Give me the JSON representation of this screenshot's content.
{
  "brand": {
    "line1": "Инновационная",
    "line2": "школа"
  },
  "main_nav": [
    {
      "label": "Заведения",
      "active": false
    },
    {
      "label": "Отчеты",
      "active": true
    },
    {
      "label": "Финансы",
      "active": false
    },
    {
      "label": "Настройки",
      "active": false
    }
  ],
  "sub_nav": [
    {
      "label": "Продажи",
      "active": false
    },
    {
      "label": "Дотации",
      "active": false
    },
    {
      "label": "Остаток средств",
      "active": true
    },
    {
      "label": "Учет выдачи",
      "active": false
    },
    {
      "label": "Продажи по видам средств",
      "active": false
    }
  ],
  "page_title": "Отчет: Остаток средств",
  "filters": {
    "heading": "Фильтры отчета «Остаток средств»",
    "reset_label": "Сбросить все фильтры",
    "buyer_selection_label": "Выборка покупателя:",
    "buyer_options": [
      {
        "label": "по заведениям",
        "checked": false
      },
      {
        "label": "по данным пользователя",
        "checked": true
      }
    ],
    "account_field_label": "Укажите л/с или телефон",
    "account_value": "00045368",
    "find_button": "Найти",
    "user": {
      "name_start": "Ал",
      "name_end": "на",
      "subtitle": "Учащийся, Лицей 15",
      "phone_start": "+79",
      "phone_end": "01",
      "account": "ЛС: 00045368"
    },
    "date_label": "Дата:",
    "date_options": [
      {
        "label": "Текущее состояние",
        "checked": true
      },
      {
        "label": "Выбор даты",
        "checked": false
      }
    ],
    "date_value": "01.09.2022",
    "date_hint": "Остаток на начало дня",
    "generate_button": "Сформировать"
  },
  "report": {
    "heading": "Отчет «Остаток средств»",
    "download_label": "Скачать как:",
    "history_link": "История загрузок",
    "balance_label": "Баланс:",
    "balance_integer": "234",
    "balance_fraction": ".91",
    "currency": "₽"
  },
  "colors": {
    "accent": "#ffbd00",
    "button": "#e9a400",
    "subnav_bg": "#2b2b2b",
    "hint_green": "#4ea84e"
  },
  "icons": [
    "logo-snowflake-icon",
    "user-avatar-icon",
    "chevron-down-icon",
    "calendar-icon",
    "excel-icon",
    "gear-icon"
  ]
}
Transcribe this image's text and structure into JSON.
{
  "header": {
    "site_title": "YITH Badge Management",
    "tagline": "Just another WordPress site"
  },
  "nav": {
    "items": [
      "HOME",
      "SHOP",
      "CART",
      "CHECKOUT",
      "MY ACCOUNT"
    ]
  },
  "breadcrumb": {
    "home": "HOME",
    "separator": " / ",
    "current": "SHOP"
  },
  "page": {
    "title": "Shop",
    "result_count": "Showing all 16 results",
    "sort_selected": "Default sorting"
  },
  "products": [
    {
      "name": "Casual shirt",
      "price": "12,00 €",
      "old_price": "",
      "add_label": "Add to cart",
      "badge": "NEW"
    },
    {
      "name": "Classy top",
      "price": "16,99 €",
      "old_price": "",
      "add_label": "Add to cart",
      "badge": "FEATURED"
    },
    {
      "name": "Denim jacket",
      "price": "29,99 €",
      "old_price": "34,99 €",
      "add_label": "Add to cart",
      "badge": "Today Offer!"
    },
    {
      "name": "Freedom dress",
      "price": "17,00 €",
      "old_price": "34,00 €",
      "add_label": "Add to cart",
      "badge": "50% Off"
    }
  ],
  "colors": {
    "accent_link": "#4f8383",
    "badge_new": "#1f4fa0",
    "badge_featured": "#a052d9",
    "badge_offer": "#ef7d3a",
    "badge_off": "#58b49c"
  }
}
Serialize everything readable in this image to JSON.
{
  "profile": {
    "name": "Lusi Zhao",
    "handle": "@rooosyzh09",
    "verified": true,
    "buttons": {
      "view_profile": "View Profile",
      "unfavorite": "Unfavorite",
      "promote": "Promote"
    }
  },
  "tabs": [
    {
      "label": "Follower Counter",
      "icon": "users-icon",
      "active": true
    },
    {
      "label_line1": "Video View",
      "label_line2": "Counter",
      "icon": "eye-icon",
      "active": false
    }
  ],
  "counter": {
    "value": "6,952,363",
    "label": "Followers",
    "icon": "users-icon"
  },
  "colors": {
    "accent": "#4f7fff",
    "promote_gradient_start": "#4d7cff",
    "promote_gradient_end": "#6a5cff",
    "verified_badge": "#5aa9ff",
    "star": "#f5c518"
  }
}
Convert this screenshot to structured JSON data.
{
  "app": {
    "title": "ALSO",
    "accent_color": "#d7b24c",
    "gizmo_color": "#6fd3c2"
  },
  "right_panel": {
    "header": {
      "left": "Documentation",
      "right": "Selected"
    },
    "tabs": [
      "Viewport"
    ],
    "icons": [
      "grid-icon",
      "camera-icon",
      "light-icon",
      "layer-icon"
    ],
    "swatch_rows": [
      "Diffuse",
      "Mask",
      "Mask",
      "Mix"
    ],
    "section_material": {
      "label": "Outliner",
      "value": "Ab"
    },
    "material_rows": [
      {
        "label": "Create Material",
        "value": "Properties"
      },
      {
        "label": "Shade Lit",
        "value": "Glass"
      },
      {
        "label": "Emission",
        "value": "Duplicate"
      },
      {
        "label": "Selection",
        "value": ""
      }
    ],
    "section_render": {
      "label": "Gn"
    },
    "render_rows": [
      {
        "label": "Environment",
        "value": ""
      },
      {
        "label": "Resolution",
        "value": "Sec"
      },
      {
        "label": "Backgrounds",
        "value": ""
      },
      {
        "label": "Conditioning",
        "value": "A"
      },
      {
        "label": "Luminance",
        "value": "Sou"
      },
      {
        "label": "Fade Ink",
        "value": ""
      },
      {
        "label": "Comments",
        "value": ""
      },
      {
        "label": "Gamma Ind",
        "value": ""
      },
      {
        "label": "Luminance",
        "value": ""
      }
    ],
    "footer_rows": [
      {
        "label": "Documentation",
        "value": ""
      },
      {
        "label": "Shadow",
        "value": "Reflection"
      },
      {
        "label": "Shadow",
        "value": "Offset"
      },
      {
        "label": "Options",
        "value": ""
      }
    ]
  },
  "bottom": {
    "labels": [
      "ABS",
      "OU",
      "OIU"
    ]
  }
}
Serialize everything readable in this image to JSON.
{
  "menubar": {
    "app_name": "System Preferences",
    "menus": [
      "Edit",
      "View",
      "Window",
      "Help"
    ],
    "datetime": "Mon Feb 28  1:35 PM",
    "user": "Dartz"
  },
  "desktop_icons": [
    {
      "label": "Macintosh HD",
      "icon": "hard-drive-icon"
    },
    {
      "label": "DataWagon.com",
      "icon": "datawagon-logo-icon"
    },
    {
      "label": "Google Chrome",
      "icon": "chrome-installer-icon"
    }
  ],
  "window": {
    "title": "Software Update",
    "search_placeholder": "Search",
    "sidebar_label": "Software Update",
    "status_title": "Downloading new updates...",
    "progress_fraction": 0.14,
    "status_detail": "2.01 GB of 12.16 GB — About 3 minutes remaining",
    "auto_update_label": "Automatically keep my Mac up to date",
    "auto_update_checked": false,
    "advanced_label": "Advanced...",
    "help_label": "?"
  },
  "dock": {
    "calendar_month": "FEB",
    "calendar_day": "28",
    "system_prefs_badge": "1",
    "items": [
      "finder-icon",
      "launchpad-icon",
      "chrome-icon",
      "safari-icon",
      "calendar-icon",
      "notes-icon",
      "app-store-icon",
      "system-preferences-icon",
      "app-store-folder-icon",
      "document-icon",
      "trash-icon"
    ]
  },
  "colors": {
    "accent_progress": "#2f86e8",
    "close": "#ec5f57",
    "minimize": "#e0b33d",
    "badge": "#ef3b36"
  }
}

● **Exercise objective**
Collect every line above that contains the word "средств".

● **Written answer**
      "label": "Остаток средств",
      "label": "Продажи по видам средств",
  "page_title": "Отчет: Остаток средств",
    "heading": "Фильтры отчета «Остаток средств»",
    "heading": "Отчет «Остаток средств»",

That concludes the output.